I'm sorry that your question wasn't answered in a timely manner. Both persistent panting and polydipsia are danger signs in dogs.
Excessive panting can represent both medical and behavioral problems. It's often seen with elevated ambient temperature, exercise, anxiety, or perceived pain. To confound the diagnosis further, it's also seen with fever, narcotic administration, glucocorticosteroid (prednisone, e.g.) therapy, Cushing's disease, hyperthyroidism, hypocalcemia, pheocromocytoma (an adrenal gland tumor), cardiac disease, tachyarrhythmias (fast irregular heart rates), brain disease and obesity. Most of these diseases can be ruled out at a such a young age.
Polydipsia is seen with urinary tract infection involving the kidneys, both hepatic and renal insufficiency, diabetes mellitus and Cushing's disease, Addison's disease, diabetes insipidus, hyperthyroidism, psychogenic polydipsia, electrolyte (sodium, potassium, chloride) imbalances, hypercalcemia, and pyometra (uterine infection) in the intact female. Once again, most of these diseases can be ruled out in such a young pup.
Lola's symptoms are important enough to have her vet perform a thorough physical exam including diagnostics in the form of blood and urine tests. Testing for those disorders not seen at her age isn't necessary and so discussing with Lola's vet what should be tested for would be prudent before proceeding.
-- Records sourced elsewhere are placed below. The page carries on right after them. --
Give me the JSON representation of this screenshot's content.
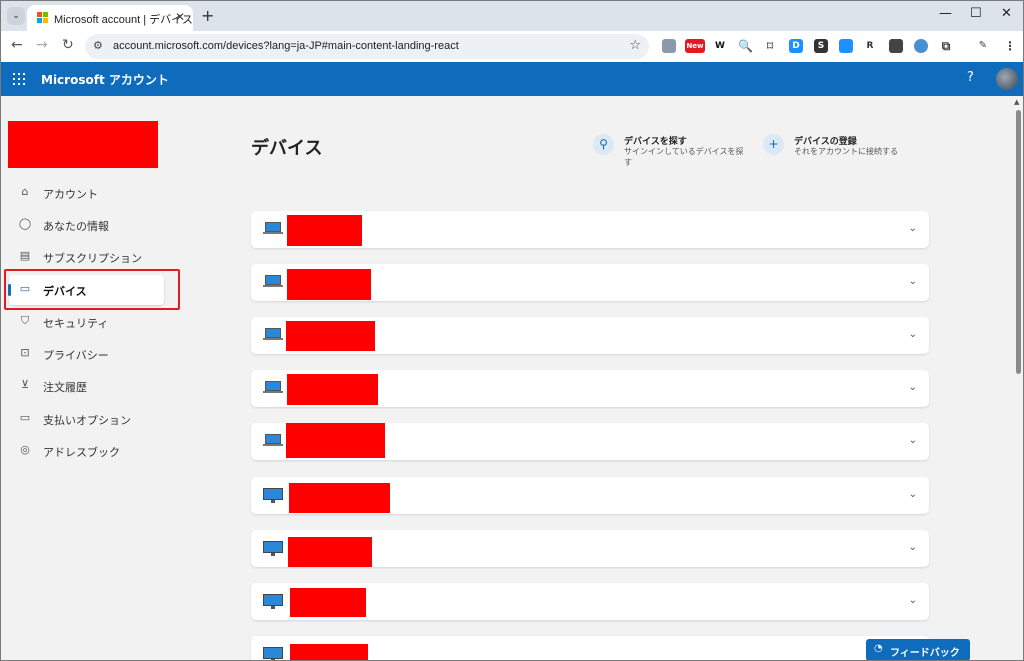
{
  "browser": {
    "tab_title": "Microsoft account | デバイス",
    "url": "account.microsoft.com/devices?lang=ja-JP#main-content-landing-react",
    "extension_new_badge": "New",
    "extension_w": "W"
  },
  "header": {
    "title": "Microsoft アカウント",
    "help": "?"
  },
  "sidebar": {
    "items": [
      {
        "label": "アカウント",
        "icon": "home-icon"
      },
      {
        "label": "あなたの情報",
        "icon": "person-icon"
      },
      {
        "label": "サブスクリプション",
        "icon": "subscription-icon"
      },
      {
        "label": "デバイス",
        "icon": "monitor-icon",
        "active": true
      },
      {
        "label": "セキュリティ",
        "icon": "shield-icon"
      },
      {
        "label": "プライバシー",
        "icon": "lock-icon"
      },
      {
        "label": "注文履歴",
        "icon": "cart-icon"
      },
      {
        "label": "支払いオプション",
        "icon": "card-icon"
      },
      {
        "label": "アドレスブック",
        "icon": "location-icon"
      }
    ]
  },
  "main": {
    "title": "デバイス",
    "actions": [
      {
        "title": "デバイスを探す",
        "description": "サインインしているデバイスを探す",
        "icon": "find-device-icon"
      },
      {
        "title": "デバイスの登録",
        "description": "それをアカウントに接続する",
        "icon": "plus-icon"
      }
    ],
    "devices": [
      {
        "type": "laptop"
      },
      {
        "type": "laptop"
      },
      {
        "type": "laptop"
      },
      {
        "type": "laptop"
      },
      {
        "type": "laptop"
      },
      {
        "type": "desktop"
      },
      {
        "type": "desktop"
      },
      {
        "type": "desktop"
      },
      {
        "type": "desktop"
      }
    ]
  },
  "feedback": {
    "label": "フィードバック"
  },
  "colors": {
    "brand": "#0f6cbd",
    "redaction": "#ff0000",
    "highlight": "#e01b24"
  }
}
Please respond with further questions or concerns if you wish.